__What needs to be done__
Find out how many lines in the records have the string "this" in them, and state only that number.

---- Information

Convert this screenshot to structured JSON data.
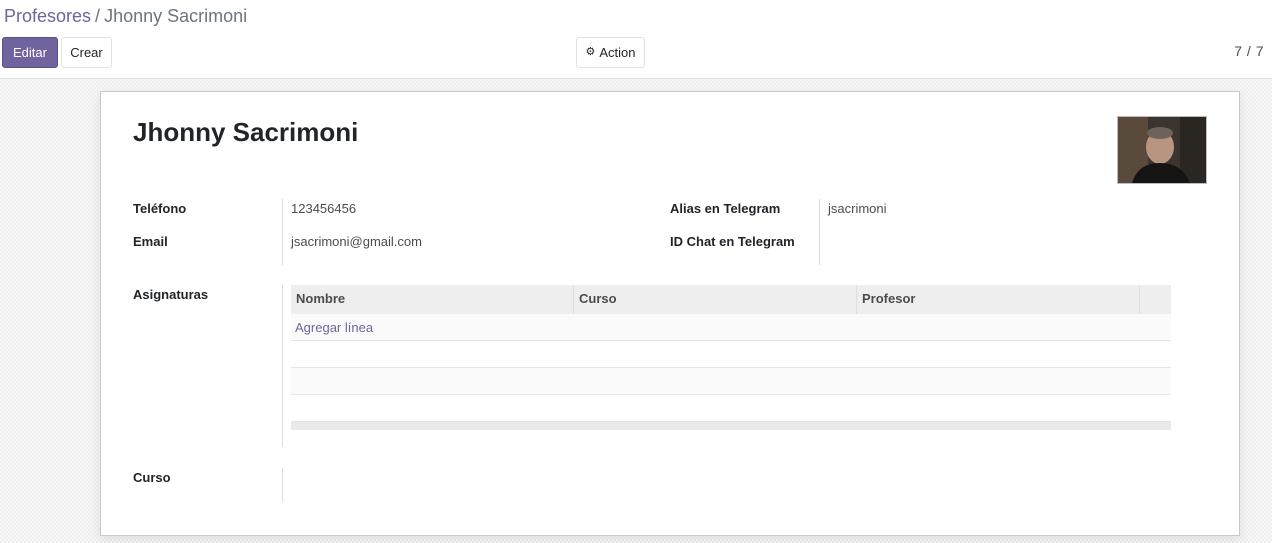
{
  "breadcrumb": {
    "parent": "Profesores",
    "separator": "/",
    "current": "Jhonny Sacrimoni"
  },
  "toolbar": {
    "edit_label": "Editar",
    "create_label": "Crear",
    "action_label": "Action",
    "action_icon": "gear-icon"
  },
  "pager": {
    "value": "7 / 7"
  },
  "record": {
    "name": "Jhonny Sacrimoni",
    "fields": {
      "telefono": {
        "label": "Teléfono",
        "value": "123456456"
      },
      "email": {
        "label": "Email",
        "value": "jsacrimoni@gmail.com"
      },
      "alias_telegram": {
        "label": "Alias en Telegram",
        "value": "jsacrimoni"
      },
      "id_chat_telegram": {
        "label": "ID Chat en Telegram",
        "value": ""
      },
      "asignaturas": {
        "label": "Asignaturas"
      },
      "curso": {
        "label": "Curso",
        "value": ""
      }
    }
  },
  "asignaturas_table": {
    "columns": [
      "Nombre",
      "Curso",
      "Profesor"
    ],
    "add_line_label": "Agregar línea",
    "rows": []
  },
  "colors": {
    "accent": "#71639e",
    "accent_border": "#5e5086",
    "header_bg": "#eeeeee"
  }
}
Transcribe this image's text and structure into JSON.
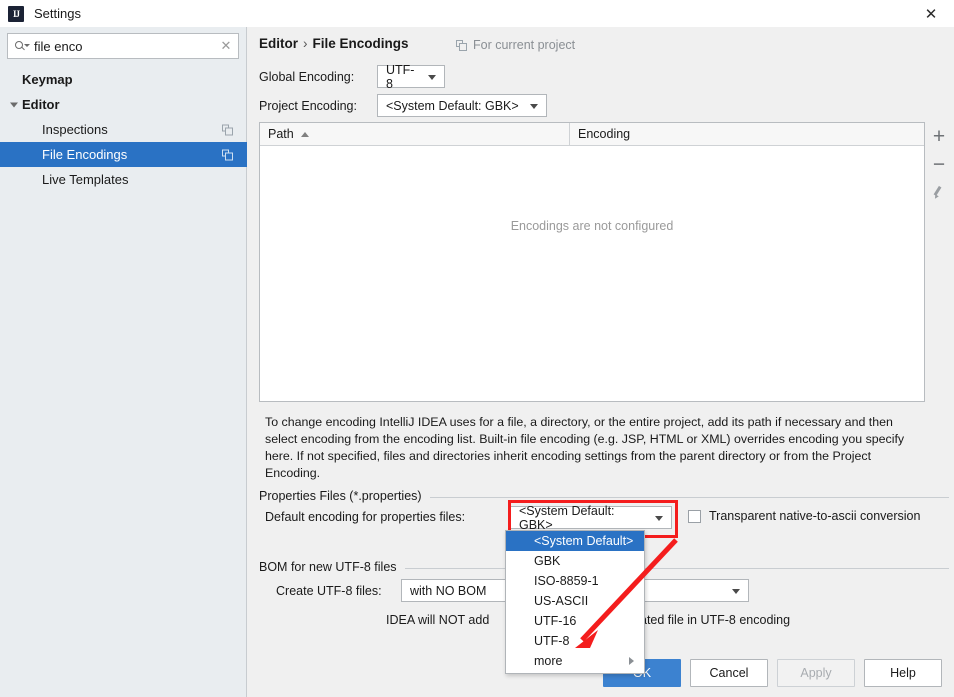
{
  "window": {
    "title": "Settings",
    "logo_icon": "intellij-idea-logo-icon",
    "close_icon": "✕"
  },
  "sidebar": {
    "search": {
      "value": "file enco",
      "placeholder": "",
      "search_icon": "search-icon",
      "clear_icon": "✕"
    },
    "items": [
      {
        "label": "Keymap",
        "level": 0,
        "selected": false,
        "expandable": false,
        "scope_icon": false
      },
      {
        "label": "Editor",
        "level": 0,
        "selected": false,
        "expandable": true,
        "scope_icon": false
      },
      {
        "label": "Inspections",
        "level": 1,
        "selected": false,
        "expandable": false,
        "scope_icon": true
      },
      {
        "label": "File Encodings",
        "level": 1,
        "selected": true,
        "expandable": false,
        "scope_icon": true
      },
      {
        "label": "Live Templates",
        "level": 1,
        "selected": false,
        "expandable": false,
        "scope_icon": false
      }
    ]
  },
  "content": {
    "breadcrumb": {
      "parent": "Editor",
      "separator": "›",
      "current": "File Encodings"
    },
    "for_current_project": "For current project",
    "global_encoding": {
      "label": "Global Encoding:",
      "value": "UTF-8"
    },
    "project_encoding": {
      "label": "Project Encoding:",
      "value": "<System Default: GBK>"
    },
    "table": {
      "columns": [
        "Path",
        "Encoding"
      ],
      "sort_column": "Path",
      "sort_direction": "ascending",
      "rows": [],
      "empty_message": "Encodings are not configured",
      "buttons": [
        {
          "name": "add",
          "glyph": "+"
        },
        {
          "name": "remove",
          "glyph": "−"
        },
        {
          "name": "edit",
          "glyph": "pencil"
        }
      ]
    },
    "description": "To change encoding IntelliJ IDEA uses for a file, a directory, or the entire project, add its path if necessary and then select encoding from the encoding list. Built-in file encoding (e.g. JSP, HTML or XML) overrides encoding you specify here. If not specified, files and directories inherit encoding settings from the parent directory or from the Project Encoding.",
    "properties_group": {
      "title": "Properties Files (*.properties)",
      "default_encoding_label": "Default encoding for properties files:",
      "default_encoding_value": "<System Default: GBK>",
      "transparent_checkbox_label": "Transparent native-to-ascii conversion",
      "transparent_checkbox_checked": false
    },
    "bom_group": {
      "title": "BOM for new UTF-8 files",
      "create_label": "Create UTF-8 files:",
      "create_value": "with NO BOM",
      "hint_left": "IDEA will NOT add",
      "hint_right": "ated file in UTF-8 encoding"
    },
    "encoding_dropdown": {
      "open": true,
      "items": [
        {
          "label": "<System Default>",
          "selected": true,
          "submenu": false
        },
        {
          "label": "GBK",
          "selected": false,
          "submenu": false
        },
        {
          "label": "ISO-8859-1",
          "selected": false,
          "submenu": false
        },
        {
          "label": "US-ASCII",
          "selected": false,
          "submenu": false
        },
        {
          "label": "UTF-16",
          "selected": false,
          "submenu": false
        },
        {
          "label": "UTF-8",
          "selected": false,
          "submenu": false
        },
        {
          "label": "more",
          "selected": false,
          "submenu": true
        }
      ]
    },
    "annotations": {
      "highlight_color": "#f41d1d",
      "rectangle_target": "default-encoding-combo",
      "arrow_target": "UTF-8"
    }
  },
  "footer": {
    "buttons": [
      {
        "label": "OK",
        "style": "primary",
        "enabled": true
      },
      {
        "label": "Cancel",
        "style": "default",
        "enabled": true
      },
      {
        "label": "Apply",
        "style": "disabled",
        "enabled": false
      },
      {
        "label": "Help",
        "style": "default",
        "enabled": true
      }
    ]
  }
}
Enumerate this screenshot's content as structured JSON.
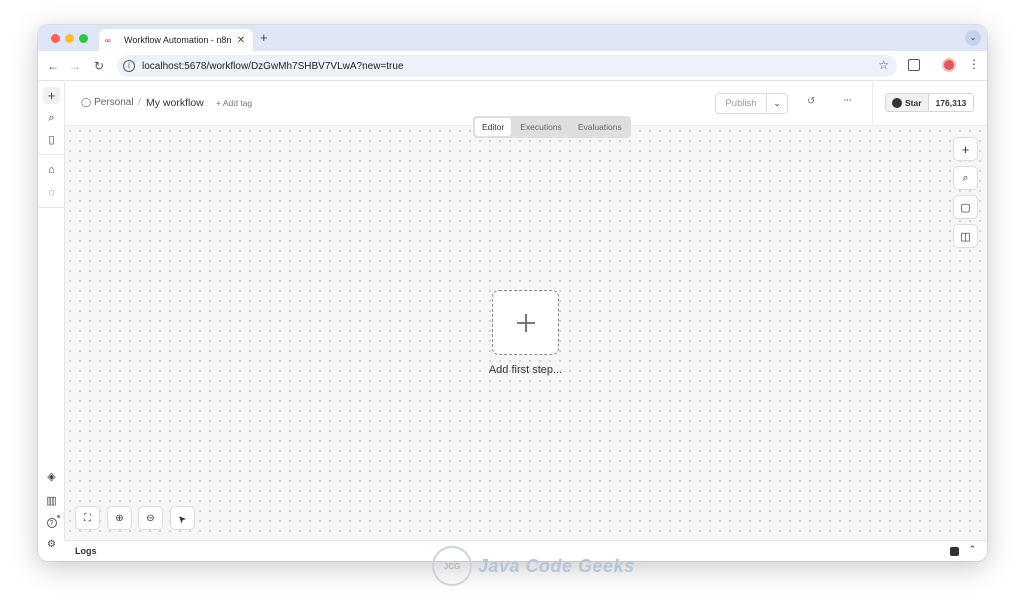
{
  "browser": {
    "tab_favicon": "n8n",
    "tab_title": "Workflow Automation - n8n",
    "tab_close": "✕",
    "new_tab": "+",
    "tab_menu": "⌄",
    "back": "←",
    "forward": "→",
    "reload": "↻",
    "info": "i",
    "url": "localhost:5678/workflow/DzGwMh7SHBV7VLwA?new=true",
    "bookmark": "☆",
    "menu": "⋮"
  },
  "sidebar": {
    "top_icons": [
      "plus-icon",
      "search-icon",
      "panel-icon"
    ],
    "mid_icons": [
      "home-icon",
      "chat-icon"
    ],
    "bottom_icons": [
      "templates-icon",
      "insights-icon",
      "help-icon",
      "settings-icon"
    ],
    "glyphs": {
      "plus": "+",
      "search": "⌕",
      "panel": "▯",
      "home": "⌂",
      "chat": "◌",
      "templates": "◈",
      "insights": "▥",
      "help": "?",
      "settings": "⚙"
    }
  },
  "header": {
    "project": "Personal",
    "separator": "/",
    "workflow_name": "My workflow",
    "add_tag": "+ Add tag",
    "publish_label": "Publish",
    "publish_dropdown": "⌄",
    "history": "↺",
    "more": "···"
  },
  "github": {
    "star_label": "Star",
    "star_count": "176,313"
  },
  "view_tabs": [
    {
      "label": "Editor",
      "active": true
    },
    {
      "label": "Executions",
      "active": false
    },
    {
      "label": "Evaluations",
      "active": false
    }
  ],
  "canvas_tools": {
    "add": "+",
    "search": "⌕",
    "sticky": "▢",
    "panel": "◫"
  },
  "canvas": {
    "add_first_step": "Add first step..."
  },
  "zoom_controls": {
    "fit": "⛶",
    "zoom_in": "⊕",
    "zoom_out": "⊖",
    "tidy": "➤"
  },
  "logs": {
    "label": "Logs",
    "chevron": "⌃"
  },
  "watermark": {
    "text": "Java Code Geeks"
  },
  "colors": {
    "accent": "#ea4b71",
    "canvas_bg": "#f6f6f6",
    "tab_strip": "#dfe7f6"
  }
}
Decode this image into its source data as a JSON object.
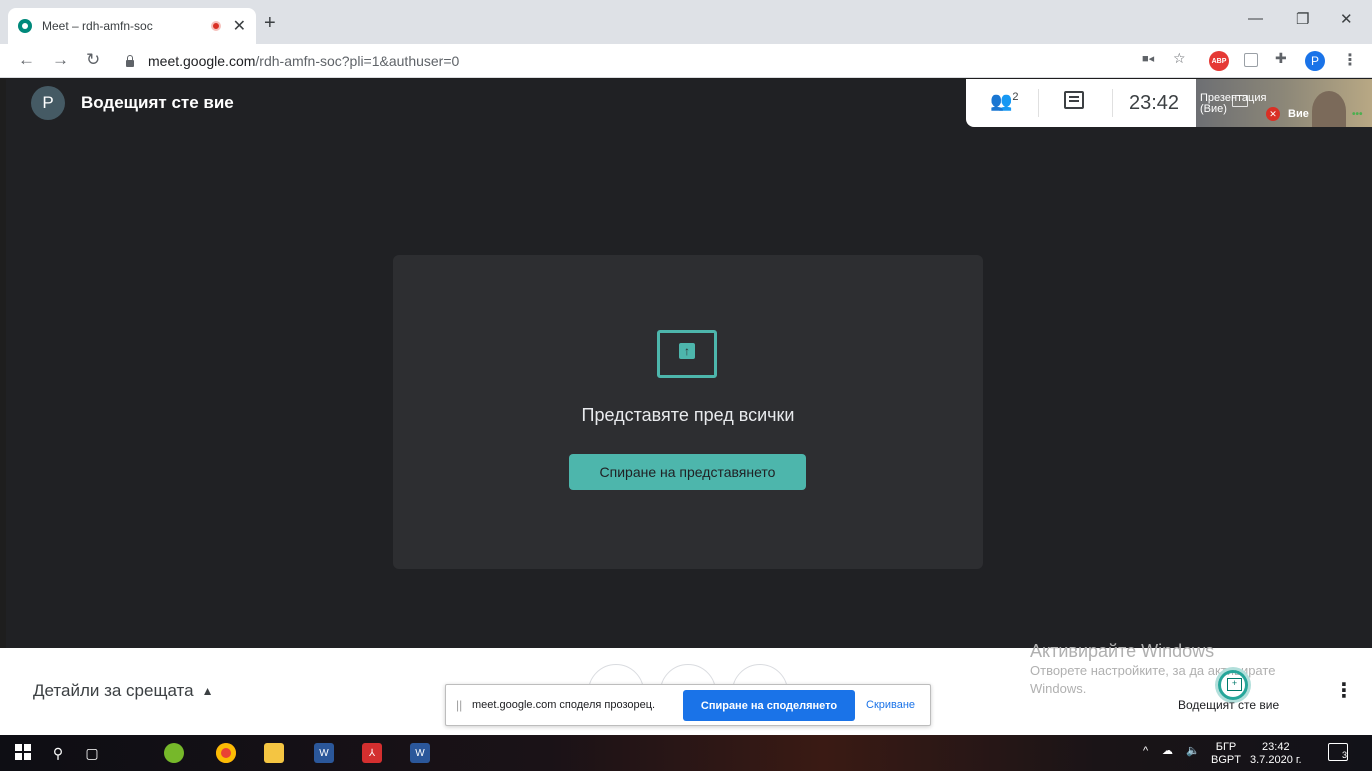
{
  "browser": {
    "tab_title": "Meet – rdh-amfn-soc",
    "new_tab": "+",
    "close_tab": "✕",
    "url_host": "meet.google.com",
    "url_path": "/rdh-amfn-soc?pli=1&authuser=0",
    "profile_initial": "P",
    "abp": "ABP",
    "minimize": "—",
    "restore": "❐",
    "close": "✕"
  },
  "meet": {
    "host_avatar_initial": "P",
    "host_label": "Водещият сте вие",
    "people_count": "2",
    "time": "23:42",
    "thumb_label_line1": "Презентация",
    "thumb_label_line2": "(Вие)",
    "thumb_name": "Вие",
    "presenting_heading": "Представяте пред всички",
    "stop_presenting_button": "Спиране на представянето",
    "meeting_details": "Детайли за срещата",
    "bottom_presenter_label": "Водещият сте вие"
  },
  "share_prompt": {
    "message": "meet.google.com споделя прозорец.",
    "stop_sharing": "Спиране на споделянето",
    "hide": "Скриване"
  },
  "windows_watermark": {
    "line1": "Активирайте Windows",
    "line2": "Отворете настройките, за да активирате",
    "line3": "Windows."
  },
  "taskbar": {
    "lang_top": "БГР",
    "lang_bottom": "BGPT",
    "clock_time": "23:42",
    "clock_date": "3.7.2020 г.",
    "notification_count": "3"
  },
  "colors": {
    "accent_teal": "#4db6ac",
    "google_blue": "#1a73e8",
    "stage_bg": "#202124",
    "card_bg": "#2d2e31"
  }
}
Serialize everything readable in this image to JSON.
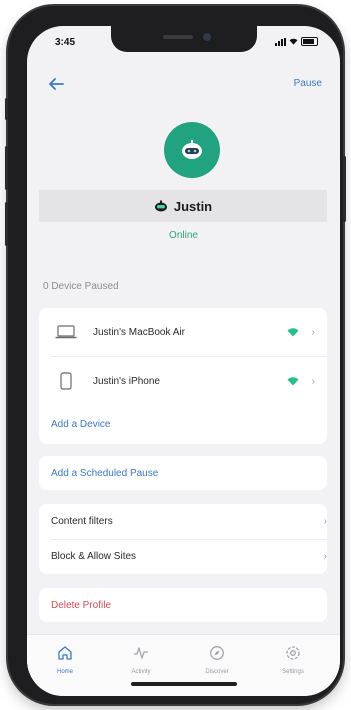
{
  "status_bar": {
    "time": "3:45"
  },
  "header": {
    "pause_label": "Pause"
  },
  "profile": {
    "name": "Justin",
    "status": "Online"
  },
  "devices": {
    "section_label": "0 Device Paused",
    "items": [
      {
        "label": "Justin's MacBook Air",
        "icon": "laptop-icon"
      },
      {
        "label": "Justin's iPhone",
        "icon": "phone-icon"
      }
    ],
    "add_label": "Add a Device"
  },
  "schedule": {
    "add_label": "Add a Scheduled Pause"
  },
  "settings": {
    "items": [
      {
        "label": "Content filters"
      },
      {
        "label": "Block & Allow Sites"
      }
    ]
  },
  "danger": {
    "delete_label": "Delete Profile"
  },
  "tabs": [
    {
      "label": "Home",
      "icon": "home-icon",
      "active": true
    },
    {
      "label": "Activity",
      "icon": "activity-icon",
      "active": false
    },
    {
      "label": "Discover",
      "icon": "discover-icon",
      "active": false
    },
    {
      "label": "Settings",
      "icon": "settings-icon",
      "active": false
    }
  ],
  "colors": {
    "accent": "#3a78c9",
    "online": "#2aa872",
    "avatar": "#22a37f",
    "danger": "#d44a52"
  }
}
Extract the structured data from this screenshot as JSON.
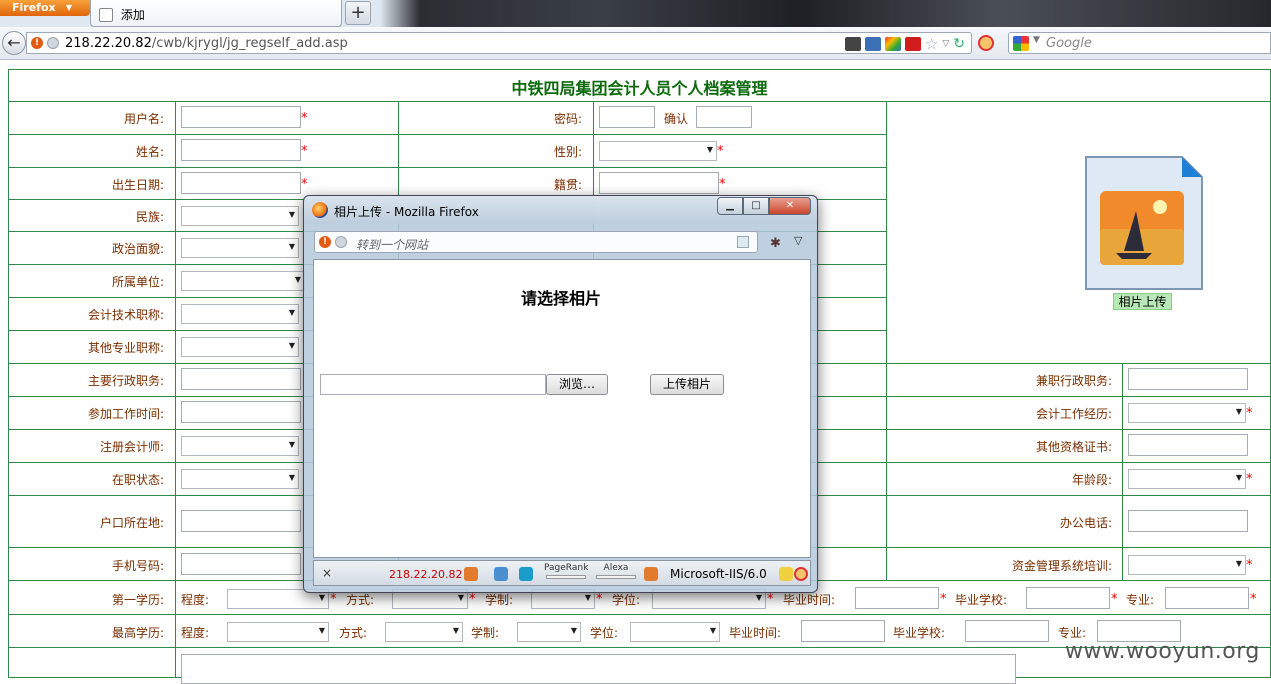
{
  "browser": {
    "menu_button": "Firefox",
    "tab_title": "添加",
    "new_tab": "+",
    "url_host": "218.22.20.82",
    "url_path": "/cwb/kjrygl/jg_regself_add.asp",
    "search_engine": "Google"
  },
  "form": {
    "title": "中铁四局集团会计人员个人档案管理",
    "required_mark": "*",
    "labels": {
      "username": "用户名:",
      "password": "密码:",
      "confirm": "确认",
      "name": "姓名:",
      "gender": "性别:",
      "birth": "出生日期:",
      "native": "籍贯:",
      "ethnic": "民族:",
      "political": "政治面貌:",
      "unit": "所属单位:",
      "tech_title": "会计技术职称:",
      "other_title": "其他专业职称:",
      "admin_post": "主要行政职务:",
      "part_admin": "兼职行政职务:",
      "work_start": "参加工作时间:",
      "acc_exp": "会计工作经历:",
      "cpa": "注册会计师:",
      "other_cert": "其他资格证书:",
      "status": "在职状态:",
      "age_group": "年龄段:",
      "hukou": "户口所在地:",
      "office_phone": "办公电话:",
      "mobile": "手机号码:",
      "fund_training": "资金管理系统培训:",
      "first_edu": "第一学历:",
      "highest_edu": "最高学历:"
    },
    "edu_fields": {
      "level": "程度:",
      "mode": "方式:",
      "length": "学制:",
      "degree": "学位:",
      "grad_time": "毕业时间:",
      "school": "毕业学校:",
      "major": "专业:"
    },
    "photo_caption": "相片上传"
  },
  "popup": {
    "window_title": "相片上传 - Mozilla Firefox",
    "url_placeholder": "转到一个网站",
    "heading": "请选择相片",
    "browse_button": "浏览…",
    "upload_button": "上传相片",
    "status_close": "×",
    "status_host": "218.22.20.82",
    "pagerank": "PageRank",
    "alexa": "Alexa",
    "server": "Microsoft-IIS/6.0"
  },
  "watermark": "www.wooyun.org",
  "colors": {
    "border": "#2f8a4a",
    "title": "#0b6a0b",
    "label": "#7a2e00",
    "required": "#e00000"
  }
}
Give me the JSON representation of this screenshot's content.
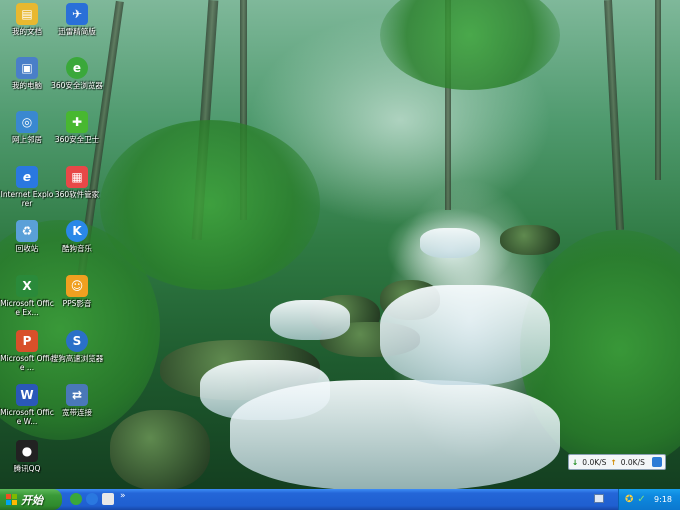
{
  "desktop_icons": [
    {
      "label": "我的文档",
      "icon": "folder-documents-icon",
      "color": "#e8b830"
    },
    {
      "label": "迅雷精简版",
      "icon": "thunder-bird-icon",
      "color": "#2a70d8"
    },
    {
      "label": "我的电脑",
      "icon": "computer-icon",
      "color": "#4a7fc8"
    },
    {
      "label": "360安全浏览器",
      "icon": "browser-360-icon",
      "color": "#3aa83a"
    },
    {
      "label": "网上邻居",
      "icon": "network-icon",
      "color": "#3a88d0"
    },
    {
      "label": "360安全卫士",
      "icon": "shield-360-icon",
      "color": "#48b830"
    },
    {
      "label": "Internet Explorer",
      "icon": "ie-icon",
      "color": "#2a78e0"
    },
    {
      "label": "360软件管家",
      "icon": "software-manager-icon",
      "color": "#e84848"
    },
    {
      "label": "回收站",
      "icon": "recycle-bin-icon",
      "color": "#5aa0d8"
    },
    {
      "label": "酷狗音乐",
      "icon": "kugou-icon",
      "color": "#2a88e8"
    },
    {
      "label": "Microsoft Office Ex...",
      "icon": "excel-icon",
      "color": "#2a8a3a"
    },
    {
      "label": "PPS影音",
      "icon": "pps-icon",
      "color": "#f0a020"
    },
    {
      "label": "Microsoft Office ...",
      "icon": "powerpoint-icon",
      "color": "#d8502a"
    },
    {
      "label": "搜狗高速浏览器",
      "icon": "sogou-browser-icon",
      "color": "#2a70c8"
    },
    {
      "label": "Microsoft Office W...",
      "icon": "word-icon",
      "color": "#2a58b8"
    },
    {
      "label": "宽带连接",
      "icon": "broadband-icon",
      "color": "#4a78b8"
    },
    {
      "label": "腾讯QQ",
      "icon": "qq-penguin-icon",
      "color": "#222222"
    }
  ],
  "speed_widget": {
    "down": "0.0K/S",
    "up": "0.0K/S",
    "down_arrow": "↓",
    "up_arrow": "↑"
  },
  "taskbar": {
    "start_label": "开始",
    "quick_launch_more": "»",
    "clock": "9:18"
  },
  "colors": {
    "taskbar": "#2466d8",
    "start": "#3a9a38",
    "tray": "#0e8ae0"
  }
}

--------

__Result of the task__
7